By: Gray Cook, Stuart McGill & Craig Liebenson
This live-event video took place in early 2014 at Stanford University, where Craig Liebenson moderated a day-long conversation between Gray Cook, the Functional Movement Screen (FMS) creator, and Stuart McGill, a back pain expert and researcher who has reviewed the current science covering the FMS and related movement screen research.
5 hours 40 minutes
Live lecture video
Presentation slide PDFs
PDFs of the video transcripts
MP3 audio files of the lectures
Post-event reflections & research material
The day begins with a 60-minute overview by Gray Cook, who outlines his thinking behind movement screening, the intent of the FMS, and the incorrect assumptions people make about it. He touches on how he uses the FMS, what he expects to learn from a screen, and what he doesn't expect it to do.
In the second session, Stuart McGill begins by describing and dissecting some of the research involving the FMS. He develops some of the areas of agreement and disagreement between his research review and the popular opinions about the FMS.
Disc 3 begins with Gray's response to Stuart's first lecture, and includes his hopes of what the attendees might get from the day.

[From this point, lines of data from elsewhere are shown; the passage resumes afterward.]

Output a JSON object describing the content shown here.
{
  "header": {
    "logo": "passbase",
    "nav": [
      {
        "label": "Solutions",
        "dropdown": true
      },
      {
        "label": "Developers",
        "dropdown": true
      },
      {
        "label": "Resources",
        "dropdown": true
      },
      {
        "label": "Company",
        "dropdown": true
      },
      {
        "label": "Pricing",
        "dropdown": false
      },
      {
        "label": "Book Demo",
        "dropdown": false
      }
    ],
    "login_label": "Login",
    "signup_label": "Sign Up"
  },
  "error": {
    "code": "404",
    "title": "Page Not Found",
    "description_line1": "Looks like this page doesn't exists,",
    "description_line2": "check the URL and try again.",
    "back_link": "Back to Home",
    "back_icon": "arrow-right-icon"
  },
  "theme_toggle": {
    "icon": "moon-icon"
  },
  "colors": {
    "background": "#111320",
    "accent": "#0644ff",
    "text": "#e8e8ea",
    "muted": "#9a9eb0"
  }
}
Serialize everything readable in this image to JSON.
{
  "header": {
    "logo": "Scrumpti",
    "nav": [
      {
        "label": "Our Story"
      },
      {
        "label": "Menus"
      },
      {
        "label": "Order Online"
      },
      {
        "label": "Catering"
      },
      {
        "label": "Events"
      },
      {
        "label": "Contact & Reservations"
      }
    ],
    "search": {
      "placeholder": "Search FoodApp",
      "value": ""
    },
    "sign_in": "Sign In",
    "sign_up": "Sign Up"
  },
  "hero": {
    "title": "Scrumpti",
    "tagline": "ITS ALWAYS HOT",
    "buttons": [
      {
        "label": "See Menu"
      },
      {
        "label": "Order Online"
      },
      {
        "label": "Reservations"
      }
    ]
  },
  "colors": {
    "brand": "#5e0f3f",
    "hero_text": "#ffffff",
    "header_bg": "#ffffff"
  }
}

Stuart then takes over to describe how his assessments might progress, what he's seen in his research, and how he might use the results of his assessments to design an athlete's program.
The afternoon begins with a brief demonstration of the FMS done by Kyle Kiesel while Gray adds commentary to explain what the viewers are watching. He then spends 10 minutes reviewing the resulting scores and describing what the scores tell him. Stuart takes over for the rest of the session to show a few of the assessments he uses for athletes, clients and patients.
Here Craig Liebenson discusses some of this history of human movement in medicine and patient care. He begins with an overview of how medicine has progressed over the recent years, and his hopes for the future as more and more clinicians understand the brain's role in both movement and in pain.
There were multiple Q&A sessions throughout the day. Those audience-directed segments were collected into a single disc, Disc 6, which opens with a recap of the day as presented by Craig Liebenson and wraps up with closing remarks from Stuart McGill and Gray Cook.